▶ **TASK DIRECTIONS**:
Nothing in the records below may change; print them all exactly.

(App and web page records)
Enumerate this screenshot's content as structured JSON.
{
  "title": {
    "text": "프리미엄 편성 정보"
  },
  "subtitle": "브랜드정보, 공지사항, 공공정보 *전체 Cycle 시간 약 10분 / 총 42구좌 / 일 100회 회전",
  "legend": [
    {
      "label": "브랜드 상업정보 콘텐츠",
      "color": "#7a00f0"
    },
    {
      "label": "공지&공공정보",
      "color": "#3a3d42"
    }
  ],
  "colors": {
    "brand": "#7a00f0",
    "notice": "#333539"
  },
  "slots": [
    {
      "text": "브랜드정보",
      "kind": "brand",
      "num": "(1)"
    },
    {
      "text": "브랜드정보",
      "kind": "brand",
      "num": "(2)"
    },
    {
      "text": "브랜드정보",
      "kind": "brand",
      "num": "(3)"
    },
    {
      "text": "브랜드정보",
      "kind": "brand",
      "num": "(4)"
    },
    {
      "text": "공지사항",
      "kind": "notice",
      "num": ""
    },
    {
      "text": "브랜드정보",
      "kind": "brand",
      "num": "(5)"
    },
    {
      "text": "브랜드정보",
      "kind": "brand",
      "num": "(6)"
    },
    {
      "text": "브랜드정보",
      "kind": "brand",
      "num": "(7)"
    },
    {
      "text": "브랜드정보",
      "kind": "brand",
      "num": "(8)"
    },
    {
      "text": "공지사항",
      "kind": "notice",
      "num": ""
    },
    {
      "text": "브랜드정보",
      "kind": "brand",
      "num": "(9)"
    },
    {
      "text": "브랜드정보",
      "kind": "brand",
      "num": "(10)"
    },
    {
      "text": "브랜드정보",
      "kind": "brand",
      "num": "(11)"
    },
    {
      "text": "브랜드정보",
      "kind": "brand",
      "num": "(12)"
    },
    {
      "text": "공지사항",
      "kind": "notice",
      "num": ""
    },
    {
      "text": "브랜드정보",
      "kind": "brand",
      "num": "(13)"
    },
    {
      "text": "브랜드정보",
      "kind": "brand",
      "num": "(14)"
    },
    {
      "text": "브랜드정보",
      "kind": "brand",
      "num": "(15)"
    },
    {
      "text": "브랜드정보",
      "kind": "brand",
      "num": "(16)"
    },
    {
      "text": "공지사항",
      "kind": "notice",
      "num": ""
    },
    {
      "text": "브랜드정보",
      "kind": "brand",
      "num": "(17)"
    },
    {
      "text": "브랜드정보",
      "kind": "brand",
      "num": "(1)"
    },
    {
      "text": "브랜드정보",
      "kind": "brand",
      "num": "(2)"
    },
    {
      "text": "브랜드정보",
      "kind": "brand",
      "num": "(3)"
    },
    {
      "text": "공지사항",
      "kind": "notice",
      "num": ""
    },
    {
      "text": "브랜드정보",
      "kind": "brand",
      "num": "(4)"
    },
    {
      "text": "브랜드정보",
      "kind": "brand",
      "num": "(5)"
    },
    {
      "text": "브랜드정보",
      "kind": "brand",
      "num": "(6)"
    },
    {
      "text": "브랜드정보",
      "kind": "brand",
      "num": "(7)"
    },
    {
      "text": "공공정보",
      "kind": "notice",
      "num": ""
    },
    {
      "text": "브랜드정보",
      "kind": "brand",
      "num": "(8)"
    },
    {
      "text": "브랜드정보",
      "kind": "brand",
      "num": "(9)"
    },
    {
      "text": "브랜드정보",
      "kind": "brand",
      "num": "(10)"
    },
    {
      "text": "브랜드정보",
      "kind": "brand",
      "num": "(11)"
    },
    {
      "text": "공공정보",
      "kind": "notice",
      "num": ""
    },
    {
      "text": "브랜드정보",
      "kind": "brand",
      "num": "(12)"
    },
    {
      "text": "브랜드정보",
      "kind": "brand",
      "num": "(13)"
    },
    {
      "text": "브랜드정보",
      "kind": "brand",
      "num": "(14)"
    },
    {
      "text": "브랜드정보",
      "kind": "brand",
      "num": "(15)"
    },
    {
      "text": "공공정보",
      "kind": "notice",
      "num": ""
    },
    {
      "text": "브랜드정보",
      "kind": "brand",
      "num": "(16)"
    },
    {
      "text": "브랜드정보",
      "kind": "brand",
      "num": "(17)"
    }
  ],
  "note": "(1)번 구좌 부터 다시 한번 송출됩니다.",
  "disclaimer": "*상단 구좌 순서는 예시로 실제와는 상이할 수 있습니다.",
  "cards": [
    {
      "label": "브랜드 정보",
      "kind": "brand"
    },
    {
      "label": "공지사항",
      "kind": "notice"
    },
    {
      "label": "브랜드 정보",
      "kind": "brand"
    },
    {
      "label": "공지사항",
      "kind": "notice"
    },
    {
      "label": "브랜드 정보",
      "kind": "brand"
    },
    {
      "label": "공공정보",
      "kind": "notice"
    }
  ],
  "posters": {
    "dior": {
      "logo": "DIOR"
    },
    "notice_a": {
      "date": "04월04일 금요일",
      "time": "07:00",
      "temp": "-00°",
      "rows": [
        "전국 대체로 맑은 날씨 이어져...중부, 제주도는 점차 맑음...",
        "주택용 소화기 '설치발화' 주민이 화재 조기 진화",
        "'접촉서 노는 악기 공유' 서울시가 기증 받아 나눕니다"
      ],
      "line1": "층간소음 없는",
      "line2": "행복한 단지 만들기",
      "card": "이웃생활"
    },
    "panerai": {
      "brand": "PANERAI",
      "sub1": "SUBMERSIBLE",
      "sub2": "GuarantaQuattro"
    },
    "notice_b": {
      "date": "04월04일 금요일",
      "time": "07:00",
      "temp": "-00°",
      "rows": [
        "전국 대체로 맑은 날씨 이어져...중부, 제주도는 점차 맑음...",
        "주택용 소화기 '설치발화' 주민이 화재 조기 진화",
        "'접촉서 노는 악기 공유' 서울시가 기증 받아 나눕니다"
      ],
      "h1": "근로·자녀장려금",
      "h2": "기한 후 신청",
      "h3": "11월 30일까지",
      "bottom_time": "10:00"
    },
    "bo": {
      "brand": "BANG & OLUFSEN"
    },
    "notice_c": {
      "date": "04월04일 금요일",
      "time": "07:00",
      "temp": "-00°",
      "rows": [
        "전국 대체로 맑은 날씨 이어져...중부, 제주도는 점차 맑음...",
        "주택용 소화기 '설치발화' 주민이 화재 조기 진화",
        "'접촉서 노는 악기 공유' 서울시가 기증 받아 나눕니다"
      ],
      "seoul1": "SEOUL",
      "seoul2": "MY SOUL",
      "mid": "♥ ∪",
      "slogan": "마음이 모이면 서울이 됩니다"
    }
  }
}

▶ **TASK RESPONSE**:
Enumerate this screenshot's content as structured JSON.
{
  "title": {
    "text": "프리미엄 편성 정보"
  },
  "subtitle": "브랜드정보, 공지사항, 공공정보 *전체 Cycle 시간 약 10분 / 총 42구좌 / 일 100회 회전",
  "legend": [
    {
      "label": "브랜드 상업정보 콘텐츠",
      "color": "#7a00f0"
    },
    {
      "label": "공지&공공정보",
      "color": "#3a3d42"
    }
  ],
  "colors": {
    "brand": "#7a00f0",
    "notice": "#333539"
  },
  "slots": [
    {
      "text": "브랜드정보",
      "kind": "brand",
      "num": "(1)"
    },
    {
      "text": "브랜드정보",
      "kind": "brand",
      "num": "(2)"
    },
    {
      "text": "브랜드정보",
      "kind": "brand",
      "num": "(3)"
    },
    {
      "text": "브랜드정보",
      "kind": "brand",
      "num": "(4)"
    },
    {
      "text": "공지사항",
      "kind": "notice",
      "num": ""
    },
    {
      "text": "브랜드정보",
      "kind": "brand",
      "num": "(5)"
    },
    {
      "text": "브랜드정보",
      "kind": "brand",
      "num": "(6)"
    },
    {
      "text": "브랜드정보",
      "kind": "brand",
      "num": "(7)"
    },
    {
      "text": "브랜드정보",
      "kind": "brand",
      "num": "(8)"
    },
    {
      "text": "공지사항",
      "kind": "notice",
      "num": ""
    },
    {
      "text": "브랜드정보",
      "kind": "brand",
      "num": "(9)"
    },
    {
      "text": "브랜드정보",
      "kind": "brand",
      "num": "(10)"
    },
    {
      "text": "브랜드정보",
      "kind": "brand",
      "num": "(11)"
    },
    {
      "text": "브랜드정보",
      "kind": "brand",
      "num": "(12)"
    },
    {
      "text": "공지사항",
      "kind": "notice",
      "num": ""
    },
    {
      "text": "브랜드정보",
      "kind": "brand",
      "num": "(13)"
    },
    {
      "text": "브랜드정보",
      "kind": "brand",
      "num": "(14)"
    },
    {
      "text": "브랜드정보",
      "kind": "brand",
      "num": "(15)"
    },
    {
      "text": "브랜드정보",
      "kind": "brand",
      "num": "(16)"
    },
    {
      "text": "공지사항",
      "kind": "notice",
      "num": ""
    },
    {
      "text": "브랜드정보",
      "kind": "brand",
      "num": "(17)"
    },
    {
      "text": "브랜드정보",
      "kind": "brand",
      "num": "(1)"
    },
    {
      "text": "브랜드정보",
      "kind": "brand",
      "num": "(2)"
    },
    {
      "text": "브랜드정보",
      "kind": "brand",
      "num": "(3)"
    },
    {
      "text": "공지사항",
      "kind": "notice",
      "num": ""
    },
    {
      "text": "브랜드정보",
      "kind": "brand",
      "num": "(4)"
    },
    {
      "text": "브랜드정보",
      "kind": "brand",
      "num": "(5)"
    },
    {
      "text": "브랜드정보",
      "kind": "brand",
      "num": "(6)"
    },
    {
      "text": "브랜드정보",
      "kind": "brand",
      "num": "(7)"
    },
    {
      "text": "공공정보",
      "kind": "notice",
      "num": ""
    },
    {
      "text": "브랜드정보",
      "kind": "brand",
      "num": "(8)"
    },
    {
      "text": "브랜드정보",
      "kind": "brand",
      "num": "(9)"
    },
    {
      "text": "브랜드정보",
      "kind": "brand",
      "num": "(10)"
    },
    {
      "text": "브랜드정보",
      "kind": "brand",
      "num": "(11)"
    },
    {
      "text": "공공정보",
      "kind": "notice",
      "num": ""
    },
    {
      "text": "브랜드정보",
      "kind": "brand",
      "num": "(12)"
    },
    {
      "text": "브랜드정보",
      "kind": "brand",
      "num": "(13)"
    },
    {
      "text": "브랜드정보",
      "kind": "brand",
      "num": "(14)"
    },
    {
      "text": "브랜드정보",
      "kind": "brand",
      "num": "(15)"
    },
    {
      "text": "공공정보",
      "kind": "notice",
      "num": ""
    },
    {
      "text": "브랜드정보",
      "kind": "brand",
      "num": "(16)"
    },
    {
      "text": "브랜드정보",
      "kind": "brand",
      "num": "(17)"
    }
  ],
  "note": "(1)번 구좌 부터 다시 한번 송출됩니다.",
  "disclaimer": "*상단 구좌 순서는 예시로 실제와는 상이할 수 있습니다.",
  "cards": [
    {
      "label": "브랜드 정보",
      "kind": "brand"
    },
    {
      "label": "공지사항",
      "kind": "notice"
    },
    {
      "label": "브랜드 정보",
      "kind": "brand"
    },
    {
      "label": "공지사항",
      "kind": "notice"
    },
    {
      "label": "브랜드 정보",
      "kind": "brand"
    },
    {
      "label": "공공정보",
      "kind": "notice"
    }
  ],
  "posters": {
    "dior": {
      "logo": "DIOR"
    },
    "notice_a": {
      "date": "04월04일 금요일",
      "time": "07:00",
      "temp": "-00°",
      "rows": [
        "전국 대체로 맑은 날씨 이어져...중부, 제주도는 점차 맑음...",
        "주택용 소화기 '설치발화' 주민이 화재 조기 진화",
        "'접촉서 노는 악기 공유' 서울시가 기증 받아 나눕니다"
      ],
      "line1": "층간소음 없는",
      "line2": "행복한 단지 만들기",
      "card": "이웃생활"
    },
    "panerai": {
      "brand": "PANERAI",
      "sub1": "SUBMERSIBLE",
      "sub2": "GuarantaQuattro"
    },
    "notice_b": {
      "date": "04월04일 금요일",
      "time": "07:00",
      "temp": "-00°",
      "rows": [
        "전국 대체로 맑은 날씨 이어져...중부, 제주도는 점차 맑음...",
        "주택용 소화기 '설치발화' 주민이 화재 조기 진화",
        "'접촉서 노는 악기 공유' 서울시가 기증 받아 나눕니다"
      ],
      "h1": "근로·자녀장려금",
      "h2": "기한 후 신청",
      "h3": "11월 30일까지",
      "bottom_time": "10:00"
    },
    "bo": {
      "brand": "BANG & OLUFSEN"
    },
    "notice_c": {
      "date": "04월04일 금요일",
      "time": "07:00",
      "temp": "-00°",
      "rows": [
        "전국 대체로 맑은 날씨 이어져...중부, 제주도는 점차 맑음...",
        "주택용 소화기 '설치발화' 주민이 화재 조기 진화",
        "'접촉서 노는 악기 공유' 서울시가 기증 받아 나눕니다"
      ],
      "seoul1": "SEOUL",
      "seoul2": "MY SOUL",
      "mid": "♥ ∪",
      "slogan": "마음이 모이면 서울이 됩니다"
    }
  }
}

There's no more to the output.